NEW YORK, Feb 28 (Reuters) - Treasuries yields slid on Wednesday as economic growth in the fourth quarter suggested slightly slower growth while investors await key inflation data that could provide new insight into when the Federal Reserve cuts interest rates.

Gross domestic product increased at a 3.2% annualized rate, a revision slightly lower from the previously reported 3.3% pace, the Commerce Department's Bureau of Economic Analysis said in its second estimate of fourth-quarter GDP growth.

Economists polled by Reuters had expected GDP growth would remain unrevised.

The two-year Treasury yield, which reflects interest rate expectations, fell 6 basis points to 4.652%, while the yield on the benchmark 10-year note slipped 3.1 basis points at 4.284%.

The initial reaction to the GDP data pushed yields lower due to month-end buying, said Tom di Galoma, managing director and co-head of global rates trading at BTIG in New York.

The market is worried that the personal consumption expenditures (PCE) price index, which will be released on Thursday, may come in hotter than expected, echoing the release of the consumer price index (CPI) two weeks ago.

The consumer price index increased 0.3% last month after gaining 0.2% in December, the Labor Department said.

The PCE, the Fed's preferred inflation gauge, will likely show prices rose 0.3% on a monthly basis in January, while core PCE likely rose 0.4%, according to a Reuters poll.

The market is beginning to realize getting inflation down to the Fed's 2% target may prove more difficult than imagined just a few months ago.

The 10-year Treasury's yield could be in the 4.5% to 5.0% range by year-end if inflation remains stuck at its current pace, said Marvin Loh, senior global macro strategist at State Street in Boston.

"If we continue to see spot-threes, spot-fours, it really does make the Fed's job hard in the second half of this year," he said, referring to a core reading of 0.3% to 0.4%.

"Spot-three, spot four is way too high to even get comfortable that you're moving in the right direction."

There is a much closer alignment now between Treasury market expectations and what the Fed has indicated regarding the outlook for interest rate cuts, said Kevin Flanagan, head of fixed income strategy at WisdomTree.

"The Fed finally got the message that without them pushing back, the market was just going to go along its merry way and expect a far more optimistic rate cut path than perhaps what the Fed was thinking," he said.

"It's just been a whole variety of different Fed speakers who have come out suggesting rate cuts are probably coming later this year.
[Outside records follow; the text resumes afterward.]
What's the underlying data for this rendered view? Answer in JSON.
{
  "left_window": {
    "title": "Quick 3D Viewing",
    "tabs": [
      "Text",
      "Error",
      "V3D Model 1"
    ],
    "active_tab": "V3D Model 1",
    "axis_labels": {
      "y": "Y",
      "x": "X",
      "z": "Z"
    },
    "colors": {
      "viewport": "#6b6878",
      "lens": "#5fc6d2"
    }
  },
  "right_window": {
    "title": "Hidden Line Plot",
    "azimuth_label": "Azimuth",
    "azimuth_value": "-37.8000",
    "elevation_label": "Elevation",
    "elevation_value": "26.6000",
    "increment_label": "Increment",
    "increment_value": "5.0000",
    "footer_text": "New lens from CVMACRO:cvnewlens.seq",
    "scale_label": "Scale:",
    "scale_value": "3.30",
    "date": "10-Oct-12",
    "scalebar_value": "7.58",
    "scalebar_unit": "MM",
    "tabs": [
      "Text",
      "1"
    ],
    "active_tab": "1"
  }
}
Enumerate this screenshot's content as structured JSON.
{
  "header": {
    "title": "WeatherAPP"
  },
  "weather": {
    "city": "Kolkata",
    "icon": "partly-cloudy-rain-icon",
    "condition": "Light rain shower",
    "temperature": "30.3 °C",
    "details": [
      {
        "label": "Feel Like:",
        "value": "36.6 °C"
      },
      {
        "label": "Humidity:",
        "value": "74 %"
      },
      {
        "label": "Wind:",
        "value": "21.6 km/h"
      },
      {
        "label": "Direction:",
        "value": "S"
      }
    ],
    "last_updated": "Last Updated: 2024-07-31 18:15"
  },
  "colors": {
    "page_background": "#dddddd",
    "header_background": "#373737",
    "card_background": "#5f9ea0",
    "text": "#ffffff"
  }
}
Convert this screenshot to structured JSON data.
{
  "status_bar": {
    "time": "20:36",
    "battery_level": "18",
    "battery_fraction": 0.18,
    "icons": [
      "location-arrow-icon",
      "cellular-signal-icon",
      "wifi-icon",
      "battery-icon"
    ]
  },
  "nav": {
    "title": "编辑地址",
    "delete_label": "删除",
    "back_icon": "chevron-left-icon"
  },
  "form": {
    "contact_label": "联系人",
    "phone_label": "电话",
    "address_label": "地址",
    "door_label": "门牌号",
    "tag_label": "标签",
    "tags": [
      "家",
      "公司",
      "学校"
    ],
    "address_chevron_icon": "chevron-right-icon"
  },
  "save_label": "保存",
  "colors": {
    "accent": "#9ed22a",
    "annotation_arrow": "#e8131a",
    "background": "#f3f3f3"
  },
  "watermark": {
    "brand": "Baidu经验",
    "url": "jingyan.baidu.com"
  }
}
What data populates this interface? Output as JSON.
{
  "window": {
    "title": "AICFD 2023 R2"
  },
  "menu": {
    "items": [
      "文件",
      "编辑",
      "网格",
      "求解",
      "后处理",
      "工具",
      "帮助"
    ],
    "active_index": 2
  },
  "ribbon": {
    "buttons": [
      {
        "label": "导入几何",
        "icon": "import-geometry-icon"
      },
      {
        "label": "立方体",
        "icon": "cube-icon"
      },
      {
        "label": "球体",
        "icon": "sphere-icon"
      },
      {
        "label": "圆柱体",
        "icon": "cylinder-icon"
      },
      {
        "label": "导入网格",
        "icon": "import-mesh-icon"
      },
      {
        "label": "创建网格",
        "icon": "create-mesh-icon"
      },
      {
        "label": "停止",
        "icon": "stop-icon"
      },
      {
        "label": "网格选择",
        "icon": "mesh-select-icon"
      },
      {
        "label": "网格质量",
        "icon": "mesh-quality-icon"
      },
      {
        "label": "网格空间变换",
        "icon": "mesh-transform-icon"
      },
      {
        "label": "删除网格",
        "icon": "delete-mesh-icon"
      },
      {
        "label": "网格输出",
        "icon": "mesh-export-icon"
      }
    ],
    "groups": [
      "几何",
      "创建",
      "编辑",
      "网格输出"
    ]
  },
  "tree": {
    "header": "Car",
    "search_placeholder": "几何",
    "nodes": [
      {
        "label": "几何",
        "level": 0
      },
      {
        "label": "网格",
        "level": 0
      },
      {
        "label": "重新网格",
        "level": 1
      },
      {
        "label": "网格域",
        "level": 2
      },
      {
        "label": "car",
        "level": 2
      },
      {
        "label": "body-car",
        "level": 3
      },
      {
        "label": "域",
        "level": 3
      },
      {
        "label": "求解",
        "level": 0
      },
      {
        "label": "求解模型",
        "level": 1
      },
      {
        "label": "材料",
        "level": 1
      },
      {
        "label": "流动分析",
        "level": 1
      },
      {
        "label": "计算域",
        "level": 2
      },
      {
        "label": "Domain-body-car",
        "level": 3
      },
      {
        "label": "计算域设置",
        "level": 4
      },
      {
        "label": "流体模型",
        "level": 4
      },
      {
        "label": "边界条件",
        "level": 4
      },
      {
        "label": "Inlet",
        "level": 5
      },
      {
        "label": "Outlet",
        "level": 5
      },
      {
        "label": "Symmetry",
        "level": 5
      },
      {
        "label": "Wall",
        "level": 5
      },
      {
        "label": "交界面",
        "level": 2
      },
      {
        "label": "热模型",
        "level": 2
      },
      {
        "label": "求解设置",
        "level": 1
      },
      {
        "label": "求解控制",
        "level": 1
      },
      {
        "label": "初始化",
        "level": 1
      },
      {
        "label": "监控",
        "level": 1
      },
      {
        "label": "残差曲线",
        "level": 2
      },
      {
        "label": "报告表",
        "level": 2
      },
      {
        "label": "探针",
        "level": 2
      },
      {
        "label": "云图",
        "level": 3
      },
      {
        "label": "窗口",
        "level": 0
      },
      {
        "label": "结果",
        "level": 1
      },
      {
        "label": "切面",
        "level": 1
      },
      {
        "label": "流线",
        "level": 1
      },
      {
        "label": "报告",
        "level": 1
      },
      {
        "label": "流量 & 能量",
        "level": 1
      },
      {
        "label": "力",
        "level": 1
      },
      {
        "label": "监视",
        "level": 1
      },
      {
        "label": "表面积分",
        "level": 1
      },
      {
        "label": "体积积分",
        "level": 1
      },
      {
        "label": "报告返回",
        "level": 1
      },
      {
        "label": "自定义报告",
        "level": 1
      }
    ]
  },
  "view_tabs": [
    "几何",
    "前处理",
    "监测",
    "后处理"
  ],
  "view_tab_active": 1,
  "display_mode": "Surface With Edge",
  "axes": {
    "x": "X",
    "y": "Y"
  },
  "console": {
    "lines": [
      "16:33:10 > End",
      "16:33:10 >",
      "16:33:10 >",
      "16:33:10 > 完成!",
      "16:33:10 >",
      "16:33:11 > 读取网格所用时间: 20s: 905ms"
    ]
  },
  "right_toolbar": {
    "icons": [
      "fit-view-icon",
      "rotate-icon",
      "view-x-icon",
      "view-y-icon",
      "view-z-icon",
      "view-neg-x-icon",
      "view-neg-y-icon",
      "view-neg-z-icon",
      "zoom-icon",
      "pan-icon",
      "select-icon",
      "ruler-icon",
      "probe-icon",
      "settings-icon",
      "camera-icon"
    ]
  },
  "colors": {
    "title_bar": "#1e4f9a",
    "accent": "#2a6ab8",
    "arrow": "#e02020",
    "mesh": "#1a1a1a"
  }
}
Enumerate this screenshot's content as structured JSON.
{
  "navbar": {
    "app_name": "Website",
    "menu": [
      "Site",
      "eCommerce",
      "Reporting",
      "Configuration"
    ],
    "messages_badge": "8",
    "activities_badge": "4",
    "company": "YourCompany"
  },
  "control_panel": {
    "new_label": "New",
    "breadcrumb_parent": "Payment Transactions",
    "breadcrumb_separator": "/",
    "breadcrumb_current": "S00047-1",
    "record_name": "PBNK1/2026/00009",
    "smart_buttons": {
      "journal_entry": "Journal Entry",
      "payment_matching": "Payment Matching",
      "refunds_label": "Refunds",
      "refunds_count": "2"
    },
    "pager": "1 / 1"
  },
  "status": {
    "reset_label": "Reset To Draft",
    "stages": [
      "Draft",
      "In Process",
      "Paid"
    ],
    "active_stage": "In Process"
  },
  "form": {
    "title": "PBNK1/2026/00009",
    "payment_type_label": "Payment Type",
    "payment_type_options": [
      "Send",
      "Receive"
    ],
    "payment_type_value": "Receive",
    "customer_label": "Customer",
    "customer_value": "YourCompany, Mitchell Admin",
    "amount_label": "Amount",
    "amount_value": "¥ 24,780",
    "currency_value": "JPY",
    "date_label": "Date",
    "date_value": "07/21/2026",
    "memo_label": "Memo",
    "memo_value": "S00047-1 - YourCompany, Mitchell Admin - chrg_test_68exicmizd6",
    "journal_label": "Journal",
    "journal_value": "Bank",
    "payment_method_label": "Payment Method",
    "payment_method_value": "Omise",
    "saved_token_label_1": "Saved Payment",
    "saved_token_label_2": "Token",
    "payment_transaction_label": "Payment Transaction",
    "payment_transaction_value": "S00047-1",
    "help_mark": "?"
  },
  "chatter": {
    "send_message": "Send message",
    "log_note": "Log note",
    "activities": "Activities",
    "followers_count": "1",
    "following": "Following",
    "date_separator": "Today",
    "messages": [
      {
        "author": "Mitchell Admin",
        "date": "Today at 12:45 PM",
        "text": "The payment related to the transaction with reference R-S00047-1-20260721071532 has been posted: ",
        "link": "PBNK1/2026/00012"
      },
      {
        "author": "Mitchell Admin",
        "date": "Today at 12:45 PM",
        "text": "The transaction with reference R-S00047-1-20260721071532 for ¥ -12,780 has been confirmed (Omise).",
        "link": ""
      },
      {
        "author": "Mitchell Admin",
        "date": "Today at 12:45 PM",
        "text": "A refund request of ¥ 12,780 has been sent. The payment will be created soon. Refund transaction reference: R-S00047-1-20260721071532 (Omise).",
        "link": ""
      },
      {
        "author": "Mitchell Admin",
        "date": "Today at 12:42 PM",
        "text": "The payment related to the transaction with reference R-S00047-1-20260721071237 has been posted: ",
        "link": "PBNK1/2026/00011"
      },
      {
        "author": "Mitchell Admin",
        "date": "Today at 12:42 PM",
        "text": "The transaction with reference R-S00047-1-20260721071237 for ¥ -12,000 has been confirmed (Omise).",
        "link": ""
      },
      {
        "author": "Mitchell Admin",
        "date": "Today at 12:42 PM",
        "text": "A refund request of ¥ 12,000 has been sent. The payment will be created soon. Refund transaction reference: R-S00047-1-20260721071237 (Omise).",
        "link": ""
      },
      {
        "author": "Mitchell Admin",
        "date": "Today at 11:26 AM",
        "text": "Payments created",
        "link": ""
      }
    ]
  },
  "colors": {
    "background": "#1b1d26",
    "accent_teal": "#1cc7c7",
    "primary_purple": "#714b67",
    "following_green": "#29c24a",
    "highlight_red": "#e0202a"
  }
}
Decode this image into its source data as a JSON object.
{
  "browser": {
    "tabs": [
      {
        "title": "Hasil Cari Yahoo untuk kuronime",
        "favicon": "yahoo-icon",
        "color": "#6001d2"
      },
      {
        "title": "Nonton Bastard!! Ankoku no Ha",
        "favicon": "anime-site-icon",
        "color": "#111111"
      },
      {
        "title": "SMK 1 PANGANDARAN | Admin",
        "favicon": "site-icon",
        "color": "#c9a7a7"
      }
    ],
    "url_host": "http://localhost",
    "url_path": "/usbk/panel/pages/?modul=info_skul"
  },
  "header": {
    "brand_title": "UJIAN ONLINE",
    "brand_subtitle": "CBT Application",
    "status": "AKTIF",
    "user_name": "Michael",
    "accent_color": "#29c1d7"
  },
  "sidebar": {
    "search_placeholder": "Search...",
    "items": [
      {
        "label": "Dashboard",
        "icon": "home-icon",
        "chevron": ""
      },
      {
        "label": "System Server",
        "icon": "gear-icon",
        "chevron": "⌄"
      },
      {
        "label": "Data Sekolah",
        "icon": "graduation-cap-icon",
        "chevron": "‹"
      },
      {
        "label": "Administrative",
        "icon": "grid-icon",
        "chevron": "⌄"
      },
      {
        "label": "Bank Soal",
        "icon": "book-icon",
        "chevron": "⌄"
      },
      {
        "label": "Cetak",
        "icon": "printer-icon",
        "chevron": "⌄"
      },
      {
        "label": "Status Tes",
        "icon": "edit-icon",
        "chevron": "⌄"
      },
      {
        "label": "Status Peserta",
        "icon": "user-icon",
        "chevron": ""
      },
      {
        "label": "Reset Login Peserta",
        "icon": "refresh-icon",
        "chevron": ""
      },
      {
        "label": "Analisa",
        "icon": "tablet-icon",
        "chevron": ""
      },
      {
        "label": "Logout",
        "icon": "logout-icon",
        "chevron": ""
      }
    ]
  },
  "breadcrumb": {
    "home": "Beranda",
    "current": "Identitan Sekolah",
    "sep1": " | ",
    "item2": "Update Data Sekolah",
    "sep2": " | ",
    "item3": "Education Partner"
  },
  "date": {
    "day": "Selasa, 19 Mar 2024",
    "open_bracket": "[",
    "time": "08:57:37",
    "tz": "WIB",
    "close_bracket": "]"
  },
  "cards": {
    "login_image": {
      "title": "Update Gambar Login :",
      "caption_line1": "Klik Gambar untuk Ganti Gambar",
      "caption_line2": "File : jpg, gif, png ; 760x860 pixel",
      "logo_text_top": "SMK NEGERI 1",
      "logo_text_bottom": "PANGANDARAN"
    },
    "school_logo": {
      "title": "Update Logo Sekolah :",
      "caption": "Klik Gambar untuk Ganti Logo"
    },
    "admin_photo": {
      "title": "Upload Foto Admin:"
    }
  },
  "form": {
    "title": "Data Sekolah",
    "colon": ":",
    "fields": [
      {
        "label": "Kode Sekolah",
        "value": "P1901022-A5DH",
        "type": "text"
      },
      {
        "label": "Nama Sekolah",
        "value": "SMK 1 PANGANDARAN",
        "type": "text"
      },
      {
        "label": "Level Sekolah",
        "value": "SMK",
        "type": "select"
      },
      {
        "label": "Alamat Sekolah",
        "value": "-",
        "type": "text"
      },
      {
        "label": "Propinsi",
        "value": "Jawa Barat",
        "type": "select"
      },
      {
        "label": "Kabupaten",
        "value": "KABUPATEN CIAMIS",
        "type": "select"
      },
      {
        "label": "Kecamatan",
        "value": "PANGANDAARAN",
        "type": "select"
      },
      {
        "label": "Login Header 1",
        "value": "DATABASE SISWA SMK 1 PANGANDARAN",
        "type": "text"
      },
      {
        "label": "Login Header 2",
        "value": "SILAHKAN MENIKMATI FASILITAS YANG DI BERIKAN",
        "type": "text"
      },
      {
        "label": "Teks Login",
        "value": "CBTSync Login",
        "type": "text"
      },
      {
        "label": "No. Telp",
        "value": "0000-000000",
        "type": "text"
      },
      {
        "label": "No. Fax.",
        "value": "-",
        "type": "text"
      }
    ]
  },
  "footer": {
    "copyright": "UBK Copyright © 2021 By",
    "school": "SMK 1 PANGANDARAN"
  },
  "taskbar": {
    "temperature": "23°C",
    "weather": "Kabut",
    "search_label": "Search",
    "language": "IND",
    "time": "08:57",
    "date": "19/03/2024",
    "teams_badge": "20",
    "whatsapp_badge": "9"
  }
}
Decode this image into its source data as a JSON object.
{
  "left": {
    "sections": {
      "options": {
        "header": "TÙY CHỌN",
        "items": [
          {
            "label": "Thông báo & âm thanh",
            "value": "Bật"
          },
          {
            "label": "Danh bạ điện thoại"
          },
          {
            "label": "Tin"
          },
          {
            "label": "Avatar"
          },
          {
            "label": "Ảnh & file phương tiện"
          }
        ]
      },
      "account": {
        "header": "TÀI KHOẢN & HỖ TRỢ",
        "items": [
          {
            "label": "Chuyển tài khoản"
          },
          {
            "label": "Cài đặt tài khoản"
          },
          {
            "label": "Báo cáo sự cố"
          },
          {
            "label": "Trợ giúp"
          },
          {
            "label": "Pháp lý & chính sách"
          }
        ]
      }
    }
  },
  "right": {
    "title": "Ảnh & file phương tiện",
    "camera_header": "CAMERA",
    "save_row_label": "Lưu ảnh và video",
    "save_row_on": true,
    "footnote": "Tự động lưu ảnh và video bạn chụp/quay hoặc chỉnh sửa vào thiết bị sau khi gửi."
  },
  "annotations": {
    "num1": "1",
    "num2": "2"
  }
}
The market is finally taking that to heart," he said.

Flanagan sees a possibility of 10-year notes rising to 4.5% as getting inflation down to target proves harder than expected.

Fed funds futures show a 63.4% chance that the Fed starts cutting rates in June, with a 36.4% probability of no cut at all, a sharp reversal from bets on Feb. 1 of a 62% chance of a cut in March, according to CME Group's FedWatch Tool.

Futures traders also are betting on about 82 basis points of cuts by December, a little more than half the amount they anticipated at the end of last year.

The yield on the 30-year Treasury bond was down 2 basis points to 4.420%.

The U.S. Treasury yield curve measuring the gap between yields on two- and 10-year Treasury notes, seen as a recession harbinger, was at -37.0 basis points.

The breakeven rate on five-year U.S. Treasury Inflation-Protected Securities (TIPS) was last at 2.447%.

The 10-year TIPS breakeven rate was last at 2.333%, indicating the market sees inflation averaging 2.3% a year for the next decade. (Reporting by Herbert Lash; editing by Jonathan Oatis)